Like I said, using edge paint is more of a situational decision. As I started working with more kinds of leathers, I realized not all leathers burnish well. Leathers that are thin, supple, and pliable, generally do not burnish well. If the edges happen to be firm enough to create the friction you need to burnish, often those edges will get mashed, especially when using a wooden burnisher. Or, as is usually the case, the edges aren’t firm enough for that to happen. In situations where the edge needs to be exposed, but the leather is too soft to burnish, it’s a really good idea to use edge paint, because with out it, there’s really no good way to get an edge with a consistent finish.
How: Edge Paint
If you’ve burnished an edge before and you’re thinking, ‘I’ll just finish an edge like I normally do, and use edge paint when I normally dye the edge,” don’t think that! Edge painting and burnishing are completely different processes, so it’s best if you forget about burnishing for the time being.
Temporary memory loss applied, let’s begin.
1. After you’ve glued your leather together, even out your edges with a knife. I’ll usually just run a knife straight down the edge, blade flat against it. If you have it angled, just be careful that the knife doesn’t bury and cut deeper into the leather than you planned.
Make sure to get your edges as flat as possible in this step, because it’s the last time you’ll be shaping the leather. This is one of the major differences with burnishing, there is no sanding the leather to even out edges.
It’s okay to sand edges when burnishing because you will also bevel your edges with an edge beveler. When you sand, the gain (topside) of the leather with start to fold over, and beveling removes that folded over part. But, when you’re working with thin leathers, you generally can’t bevel. There’s not enough leather to bevel, you’ll just cut the entire way through it. Long story short, don’t sand, don’t bevel, just even out the edges with a knife.

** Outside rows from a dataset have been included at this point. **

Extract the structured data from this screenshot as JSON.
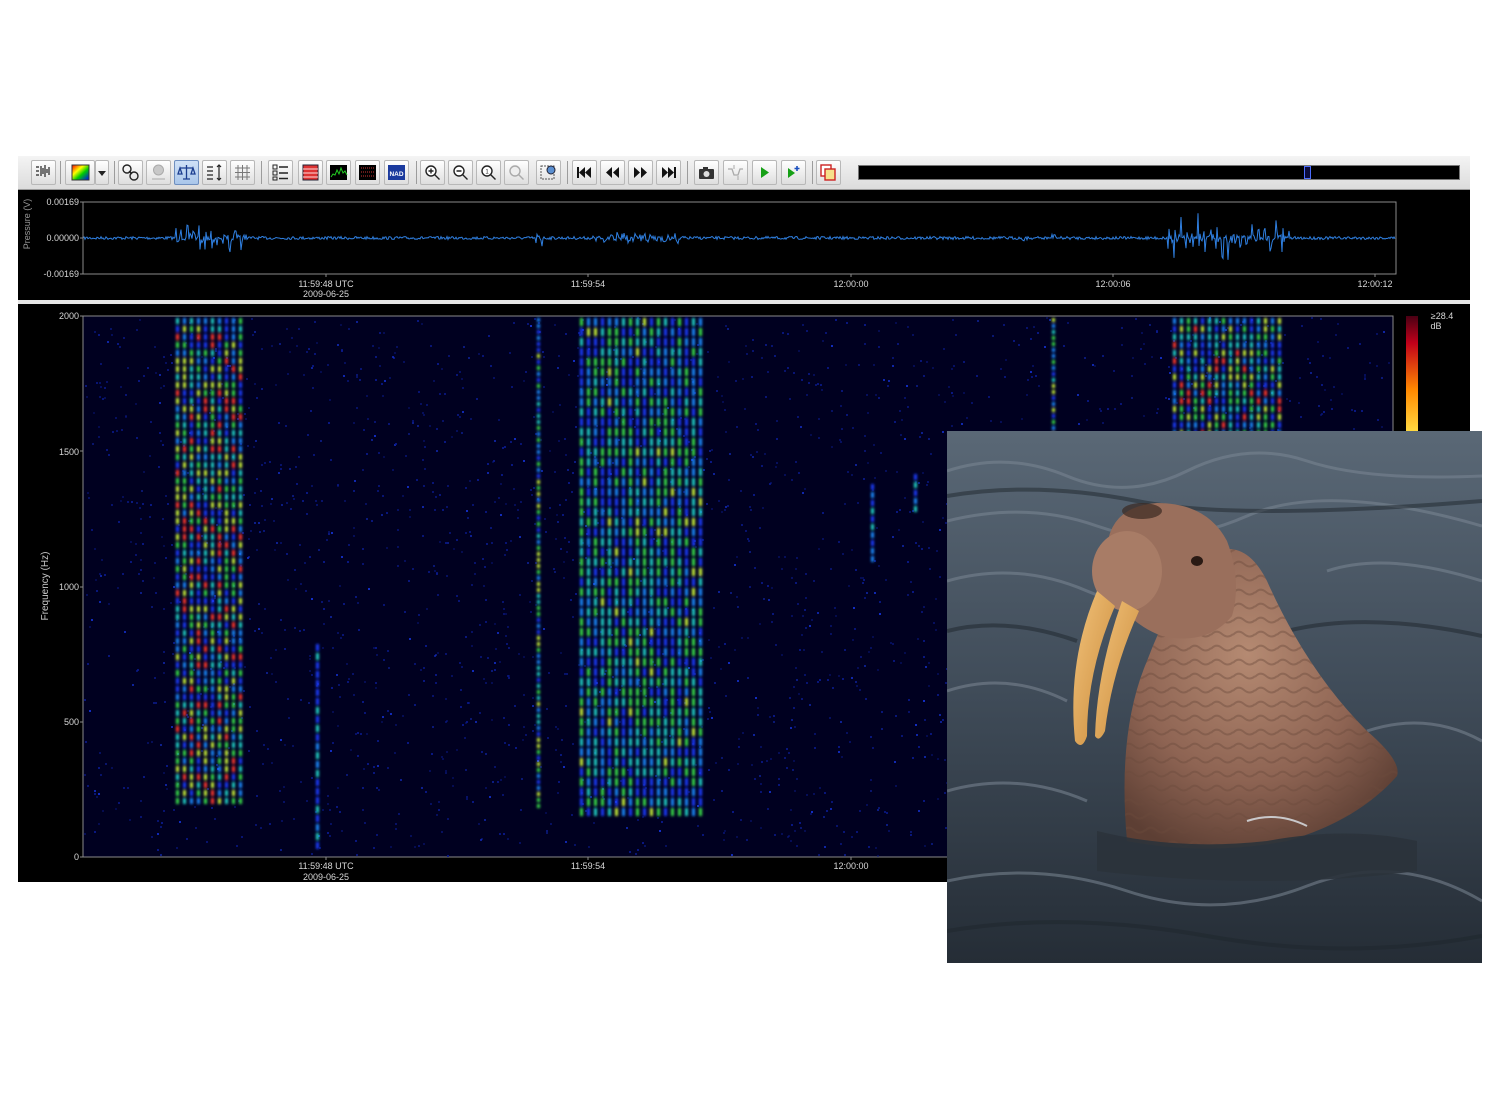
{
  "toolbar": {
    "buttons": [
      {
        "name": "waveform-view-icon",
        "active": false
      },
      {
        "name": "colormap-icon",
        "active": false
      },
      {
        "name": "colormap-dropdown-icon",
        "active": false
      },
      {
        "name": "link-icon",
        "active": false
      },
      {
        "name": "marker-icon",
        "active": false
      },
      {
        "name": "balance-scale-icon",
        "active": true
      },
      {
        "name": "amplitude-scale-icon",
        "active": false
      },
      {
        "name": "grid-icon",
        "active": false
      },
      {
        "name": "checklist-icon",
        "active": false
      },
      {
        "name": "layout-icon",
        "active": false
      },
      {
        "name": "spectrum-icon",
        "active": false
      },
      {
        "name": "spectrogram-icon",
        "active": false
      },
      {
        "name": "nad-icon",
        "active": false
      },
      {
        "name": "zoom-in-icon",
        "active": false
      },
      {
        "name": "zoom-out-icon",
        "active": false
      },
      {
        "name": "zoom-fit-icon",
        "active": false
      },
      {
        "name": "zoom-selection-icon",
        "active": false
      },
      {
        "name": "settings-icon",
        "active": false
      },
      {
        "name": "skip-start-icon",
        "active": false
      },
      {
        "name": "rewind-icon",
        "active": false
      },
      {
        "name": "fast-forward-icon",
        "active": false
      },
      {
        "name": "skip-end-icon",
        "active": false
      },
      {
        "name": "camera-icon",
        "active": false
      },
      {
        "name": "filter-icon",
        "active": false
      },
      {
        "name": "play-icon",
        "active": false
      },
      {
        "name": "play-selection-icon",
        "active": false
      },
      {
        "name": "export-icon",
        "active": false
      }
    ],
    "nad_label": "NAD",
    "scrub_position": 0.75
  },
  "waveform": {
    "ylabel": "Pressure (V)",
    "y_ticks": [
      "0.00169",
      "0.00000",
      "-0.00169"
    ],
    "x_ticks": [
      "11:59:48 UTC",
      "11:59:54",
      "12:00:00",
      "12:00:06",
      "12:00:12"
    ],
    "x_date": "2009-06-25",
    "line_color": "#2f7fe0"
  },
  "spectrogram": {
    "ylabel": "Frequency (Hz)",
    "y_ticks": [
      "2000",
      "1500",
      "1000",
      "500",
      "0"
    ],
    "x_ticks": [
      "11:59:48 UTC",
      "11:59:54",
      "12:00:00"
    ],
    "x_date": "2009-06-25",
    "colorbar_max": "≥28.4",
    "colorbar_unit": "dB"
  },
  "photo": {
    "subject": "walrus"
  }
}
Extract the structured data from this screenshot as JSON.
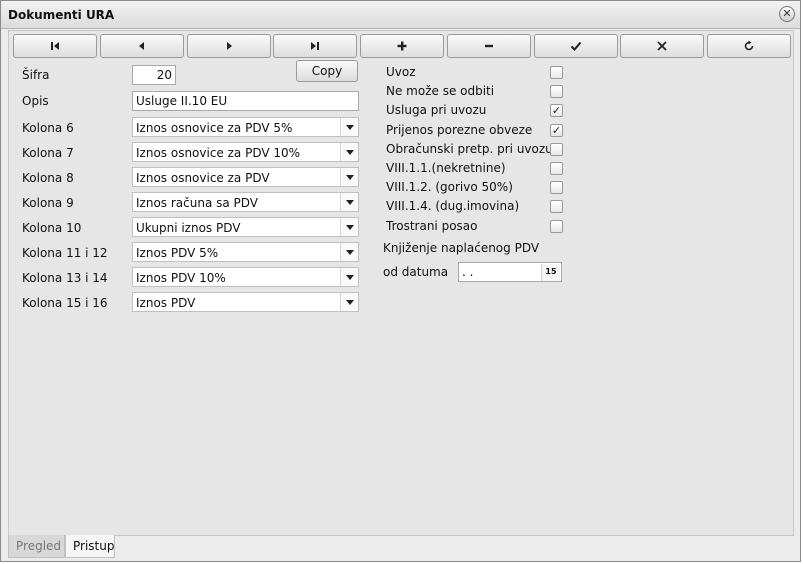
{
  "window": {
    "title": "Dokumenti URA",
    "close_icon": "close-icon"
  },
  "toolbar": {
    "buttons": [
      {
        "name": "first-record-button",
        "icon": "first-icon"
      },
      {
        "name": "prev-record-button",
        "icon": "prev-icon"
      },
      {
        "name": "next-record-button",
        "icon": "next-icon"
      },
      {
        "name": "last-record-button",
        "icon": "last-icon"
      },
      {
        "name": "add-button",
        "icon": "plus-icon"
      },
      {
        "name": "delete-button",
        "icon": "minus-icon"
      },
      {
        "name": "confirm-button",
        "icon": "check-icon"
      },
      {
        "name": "cancel-button",
        "icon": "x-icon"
      },
      {
        "name": "refresh-button",
        "icon": "refresh-icon"
      }
    ]
  },
  "form": {
    "sifra_label": "Šifra",
    "sifra_value": "20",
    "copy_label": "Copy",
    "opis_label": "Opis",
    "opis_value": "Usluge II.10 EU",
    "columns": [
      {
        "label": "Kolona 6",
        "value": "Iznos osnovice za PDV 5%"
      },
      {
        "label": "Kolona 7",
        "value": "Iznos osnovice za PDV 10%"
      },
      {
        "label": "Kolona 8",
        "value": "Iznos osnovice za PDV"
      },
      {
        "label": "Kolona 9",
        "value": "Iznos računa sa PDV"
      },
      {
        "label": "Kolona 10",
        "value": "Ukupni iznos PDV"
      },
      {
        "label": "Kolona 11 i 12",
        "value": "Iznos PDV 5%"
      },
      {
        "label": "Kolona 13 i 14",
        "value": "Iznos PDV 10%"
      },
      {
        "label": "Kolona 15 i 16",
        "value": "Iznos PDV"
      }
    ]
  },
  "options": [
    {
      "label": "Uvoz",
      "checked": false
    },
    {
      "label": "Ne može se odbiti",
      "checked": false
    },
    {
      "label": "Usluga pri uvozu",
      "checked": true
    },
    {
      "label": "Prijenos porezne obveze",
      "checked": true
    },
    {
      "label": "Obračunski pretp. pri uvozu",
      "checked": false
    },
    {
      "label": "VIII.1.1.(nekretnine)",
      "checked": false
    },
    {
      "label": "VIII.1.2. (gorivo 50%)",
      "checked": false
    },
    {
      "label": "VIII.1.4. (dug.imovina)",
      "checked": false
    },
    {
      "label": "Trostrani posao",
      "checked": false
    }
  ],
  "knjizenje": {
    "title": "Knjiženje naplaćenog PDV",
    "od_label": "od datuma",
    "date_value": " .  .",
    "calendar_icon": "calendar-icon",
    "calendar_glyph": "15"
  },
  "tabs": [
    {
      "label": "Pregled",
      "active": false
    },
    {
      "label": "Pristup",
      "active": true
    }
  ]
}
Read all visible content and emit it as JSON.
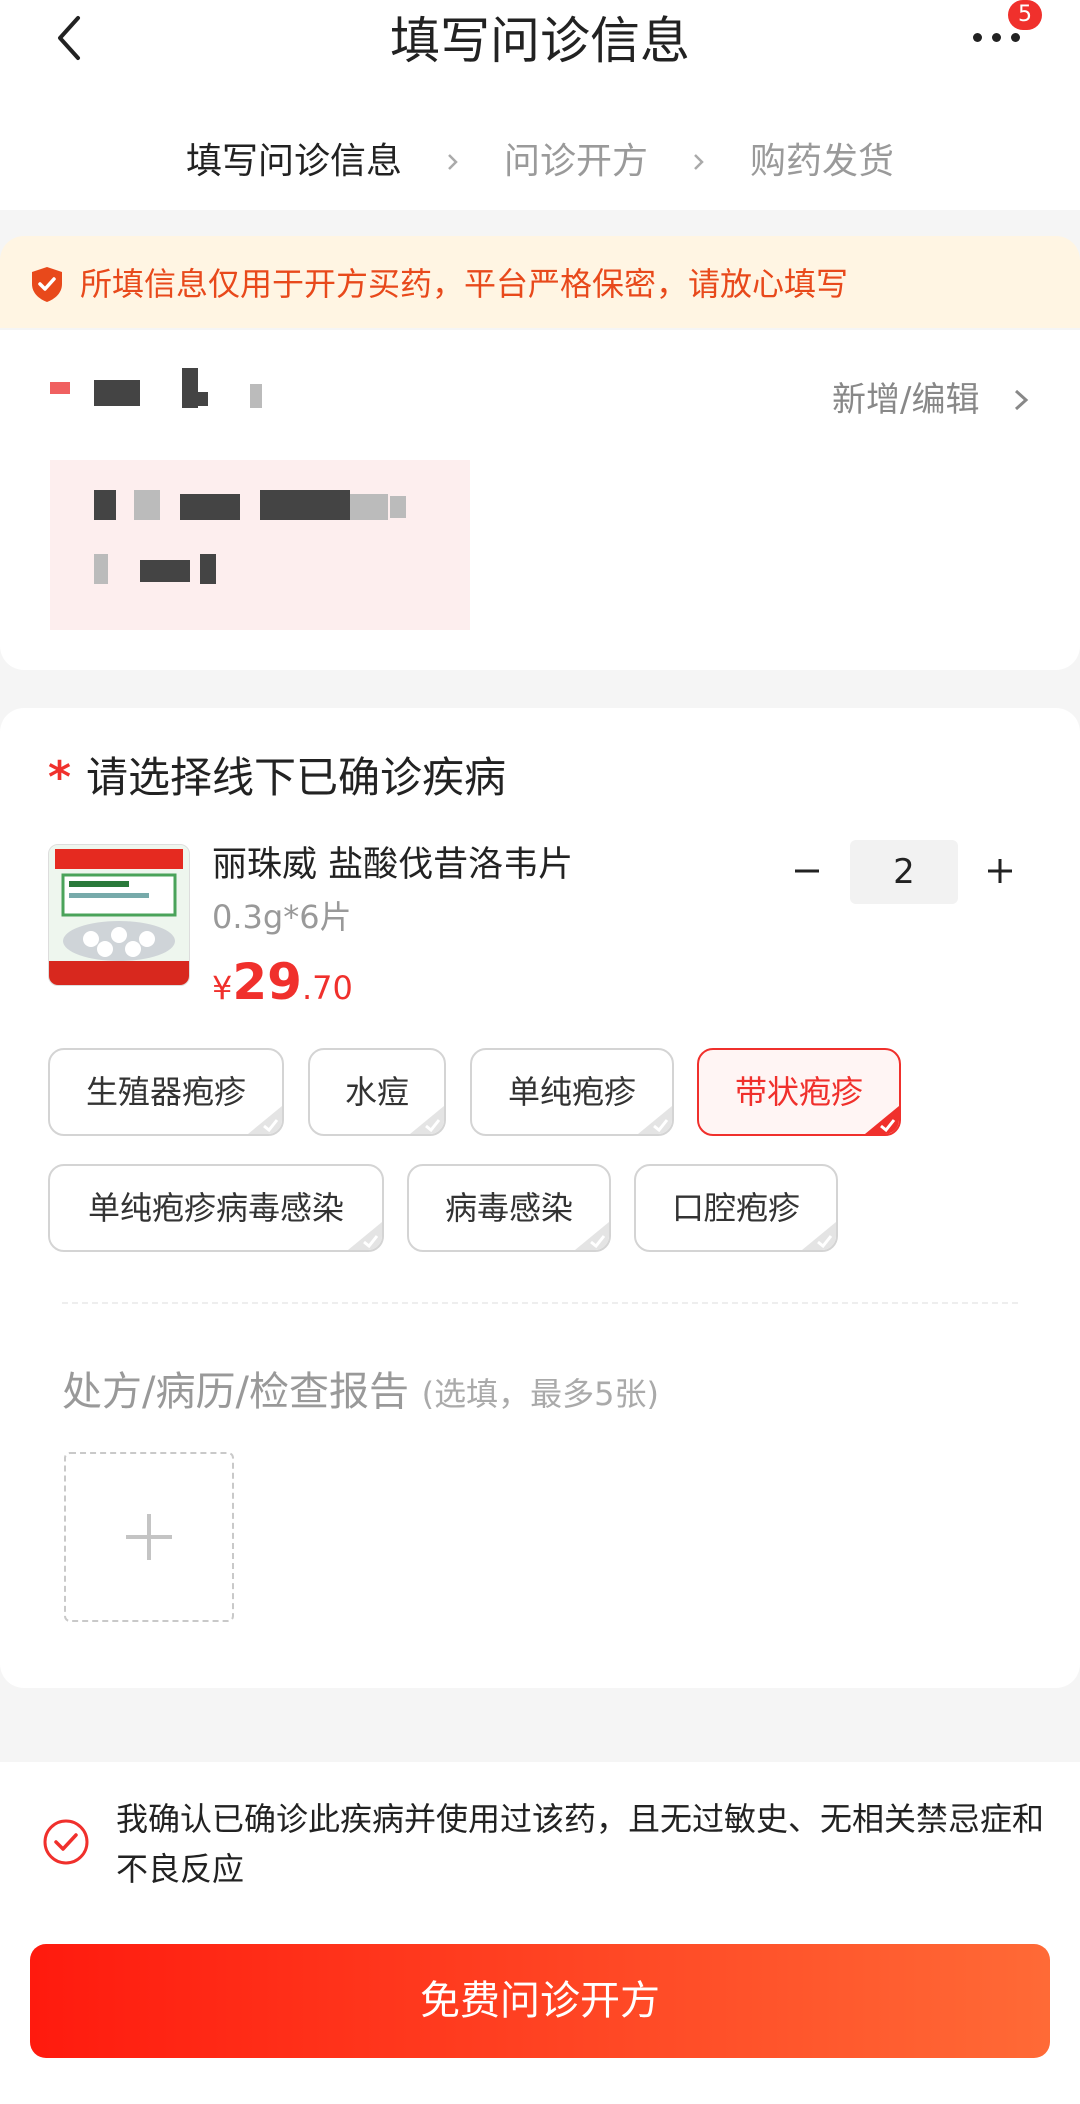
{
  "header": {
    "title": "填写问诊信息",
    "badge_count": "5",
    "steps": [
      {
        "label": "填写问诊信息",
        "state": "active"
      },
      {
        "label": "问诊开方",
        "state": "inactive"
      },
      {
        "label": "购药发货",
        "state": "inactive"
      }
    ]
  },
  "notice": {
    "text": "所填信息仅用于开方买药，平台严格保密，请放心填写"
  },
  "address": {
    "action_label": "新增/编辑"
  },
  "disease": {
    "required_mark": "*",
    "title": "请选择线下已确诊疾病",
    "product": {
      "name": "丽珠威 盐酸伐昔洛韦片",
      "spec": "0.3g*6片",
      "price_currency": "¥",
      "price_int": "29",
      "price_dec": ".70",
      "quantity": "2"
    },
    "tags": [
      {
        "label": "生殖器疱疹",
        "selected": false
      },
      {
        "label": "水痘",
        "selected": false
      },
      {
        "label": "单纯疱疹",
        "selected": false
      },
      {
        "label": "带状疱疹",
        "selected": true
      },
      {
        "label": "单纯疱疹病毒感染",
        "selected": false
      },
      {
        "label": "病毒感染",
        "selected": false
      },
      {
        "label": "口腔疱疹",
        "selected": false
      }
    ],
    "upload_title": "处方/病历/检查报告",
    "upload_hint": "(选填，最多5张)"
  },
  "footer": {
    "confirm_text": "我确认已确诊此疾病并使用过该药，且无过敏史、无相关禁忌症和不良反应",
    "confirm_checked": true,
    "submit_label": "免费问诊开方"
  },
  "colors": {
    "accent": "#f0302c",
    "notice_bg": "#fff5e3",
    "notice_text": "#e8491b"
  }
}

2. After you’ve done that, apply the edge paint to the edge. Applying edge paint can be a little tricky because you absolutely have to keep it on the edge. If it spills over the edge, unto the leather, it will stain the leather. For that reason I use this tool. Make sure to apply a nice even and smooth coat. If you see the paint has pooled in one area, make sure to spread it out.
3. Allow 10 minutes (at least) for the paint to dry. Depending on the paint your using, it may be longer. You can generally tell by looking, but don’t rush this part because it will ruin your edges if you move on before allowing it to dry. As an impatient person, I’m talking from experience.
4. Next is where sanding comes in. Like I said, at this point, there is no more shaping of the leather itself, so you’ll only be sanding the layer of paint you’ve applied. Hit it lightly with 800 grit sand paper. This is just to help the second layer you are about to apply adhere to the previous layer.
5. After you’ve applied a second layer and allowed it to dry it’s time to sand again, but this time with a different purpose. This, in my opinion, is the most important step in getting nice edges using edge paint. If you look at your edge up to this point, you’ll still see the imperfections that were in the edge of the leather in the edge paint (i.e. the crease where the two pieces of leather meet, loose grain, etc.). Now’s the time to get rid of those, otherwise it’s going to take an absurd amount of coats until it smooths out. I hit the edges with 600 grit sand paper, and sand the paint until it is flat and all the previous mentioned imperfections can no longer be seen. Again, you’re not sanding until you hit the leather, you’re just sanding the paint you’ve built up to even it off.
6. Finally, I will usually do 2-3 more coats depending on how much I had to sand off. I make sure to add enough until the edge looks rounded instead of flat. After the final coat is done drying, I'll hit it lightly with 800 grit sand paper, and then buff it with a piece of canvas.
What: Edge Paint
The edge paint I use is called Vernis Edge Paint.
Who: Edge Paint
So, I really want to see what your projects look like finished with edge paint. If you’d like to share what your working on please follow me on Instagram @goldbarkleather, and tag your photo with #goldbarkbrag. That way, I get to see what you’re making, and I’ll feature it if it’s some of the best of your work!